* **Exercise prompt**:
Type out the entries below again, character for character.

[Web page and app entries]
********
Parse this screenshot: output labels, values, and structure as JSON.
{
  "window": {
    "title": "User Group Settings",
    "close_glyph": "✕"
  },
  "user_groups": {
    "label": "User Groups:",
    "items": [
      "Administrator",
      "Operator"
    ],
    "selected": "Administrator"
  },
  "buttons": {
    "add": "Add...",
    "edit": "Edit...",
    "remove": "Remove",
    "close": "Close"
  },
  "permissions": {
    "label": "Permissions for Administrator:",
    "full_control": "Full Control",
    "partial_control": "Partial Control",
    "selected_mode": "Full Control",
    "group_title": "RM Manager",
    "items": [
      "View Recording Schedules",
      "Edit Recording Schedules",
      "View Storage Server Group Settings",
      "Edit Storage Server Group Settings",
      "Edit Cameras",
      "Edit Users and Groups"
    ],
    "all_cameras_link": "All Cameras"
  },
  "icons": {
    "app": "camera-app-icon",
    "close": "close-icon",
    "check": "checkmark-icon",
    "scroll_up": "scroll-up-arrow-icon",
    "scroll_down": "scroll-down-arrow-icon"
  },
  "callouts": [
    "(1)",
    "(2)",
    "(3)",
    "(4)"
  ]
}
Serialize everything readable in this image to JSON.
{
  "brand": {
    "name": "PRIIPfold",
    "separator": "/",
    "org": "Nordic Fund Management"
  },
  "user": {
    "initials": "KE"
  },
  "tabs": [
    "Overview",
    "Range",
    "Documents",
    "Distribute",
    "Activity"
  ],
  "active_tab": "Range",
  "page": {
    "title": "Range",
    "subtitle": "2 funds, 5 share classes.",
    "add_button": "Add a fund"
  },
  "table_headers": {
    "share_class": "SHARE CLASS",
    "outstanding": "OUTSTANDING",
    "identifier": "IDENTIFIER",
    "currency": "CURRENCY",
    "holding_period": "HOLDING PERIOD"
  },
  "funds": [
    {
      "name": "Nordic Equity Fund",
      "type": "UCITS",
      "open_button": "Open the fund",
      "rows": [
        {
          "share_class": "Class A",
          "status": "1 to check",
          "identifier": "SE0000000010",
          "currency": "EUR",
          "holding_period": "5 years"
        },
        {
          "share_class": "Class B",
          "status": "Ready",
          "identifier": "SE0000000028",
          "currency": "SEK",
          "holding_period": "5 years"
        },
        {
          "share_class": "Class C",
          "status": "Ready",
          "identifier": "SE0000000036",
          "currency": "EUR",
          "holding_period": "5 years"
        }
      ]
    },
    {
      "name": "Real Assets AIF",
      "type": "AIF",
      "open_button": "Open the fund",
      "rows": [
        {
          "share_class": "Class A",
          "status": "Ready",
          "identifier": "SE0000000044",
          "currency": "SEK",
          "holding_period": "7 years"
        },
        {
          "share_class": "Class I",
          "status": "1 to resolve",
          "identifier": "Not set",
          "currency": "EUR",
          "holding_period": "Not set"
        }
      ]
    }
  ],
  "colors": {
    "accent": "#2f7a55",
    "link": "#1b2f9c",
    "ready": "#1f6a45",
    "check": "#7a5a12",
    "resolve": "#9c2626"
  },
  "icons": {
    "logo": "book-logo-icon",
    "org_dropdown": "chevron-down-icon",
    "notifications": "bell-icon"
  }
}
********
* **Output for this task**:
Parse this screenshot: output labels, values, and structure as JSON.
{
  "window": {
    "title": "User Group Settings",
    "close_glyph": "✕"
  },
  "user_groups": {
    "label": "User Groups:",
    "items": [
      "Administrator",
      "Operator"
    ],
    "selected": "Administrator"
  },
  "buttons": {
    "add": "Add...",
    "edit": "Edit...",
    "remove": "Remove",
    "close": "Close"
  },
  "permissions": {
    "label": "Permissions for Administrator:",
    "full_control": "Full Control",
    "partial_control": "Partial Control",
    "selected_mode": "Full Control",
    "group_title": "RM Manager",
    "items": [
      "View Recording Schedules",
      "Edit Recording Schedules",
      "View Storage Server Group Settings",
      "Edit Storage Server Group Settings",
      "Edit Cameras",
      "Edit Users and Groups"
    ],
    "all_cameras_link": "All Cameras"
  },
  "icons": {
    "app": "camera-app-icon",
    "close": "close-icon",
    "check": "checkmark-icon",
    "scroll_up": "scroll-up-arrow-icon",
    "scroll_down": "scroll-down-arrow-icon"
  },
  "callouts": [
    "(1)",
    "(2)",
    "(3)",
    "(4)"
  ]
}
Serialize everything readable in this image to JSON.
{
  "brand": {
    "name": "PRIIPfold",
    "separator": "/",
    "org": "Nordic Fund Management"
  },
  "user": {
    "initials": "KE"
  },
  "tabs": [
    "Overview",
    "Range",
    "Documents",
    "Distribute",
    "Activity"
  ],
  "active_tab": "Range",
  "page": {
    "title": "Range",
    "subtitle": "2 funds, 5 share classes.",
    "add_button": "Add a fund"
  },
  "table_headers": {
    "share_class": "SHARE CLASS",
    "outstanding": "OUTSTANDING",
    "identifier": "IDENTIFIER",
    "currency": "CURRENCY",
    "holding_period": "HOLDING PERIOD"
  },
  "funds": [
    {
      "name": "Nordic Equity Fund",
      "type": "UCITS",
      "open_button": "Open the fund",
      "rows": [
        {
          "share_class": "Class A",
          "status": "1 to check",
          "identifier": "SE0000000010",
          "currency": "EUR",
          "holding_period": "5 years"
        },
        {
          "share_class": "Class B",
          "status": "Ready",
          "identifier": "SE0000000028",
          "currency": "SEK",
          "holding_period": "5 years"
        },
        {
          "share_class": "Class C",
          "status": "Ready",
          "identifier": "SE0000000036",
          "currency": "EUR",
          "holding_period": "5 years"
        }
      ]
    },
    {
      "name": "Real Assets AIF",
      "type": "AIF",
      "open_button": "Open the fund",
      "rows": [
        {
          "share_class": "Class A",
          "status": "Ready",
          "identifier": "SE0000000044",
          "currency": "SEK",
          "holding_period": "7 years"
        },
        {
          "share_class": "Class I",
          "status": "1 to resolve",
          "identifier": "Not set",
          "currency": "EUR",
          "holding_period": "Not set"
        }
      ]
    }
  ],
  "colors": {
    "accent": "#2f7a55",
    "link": "#1b2f9c",
    "ready": "#1f6a45",
    "check": "#7a5a12",
    "resolve": "#9c2626"
  },
  "icons": {
    "logo": "book-logo-icon",
    "org_dropdown": "chevron-down-icon",
    "notifications": "bell-icon"
  }
}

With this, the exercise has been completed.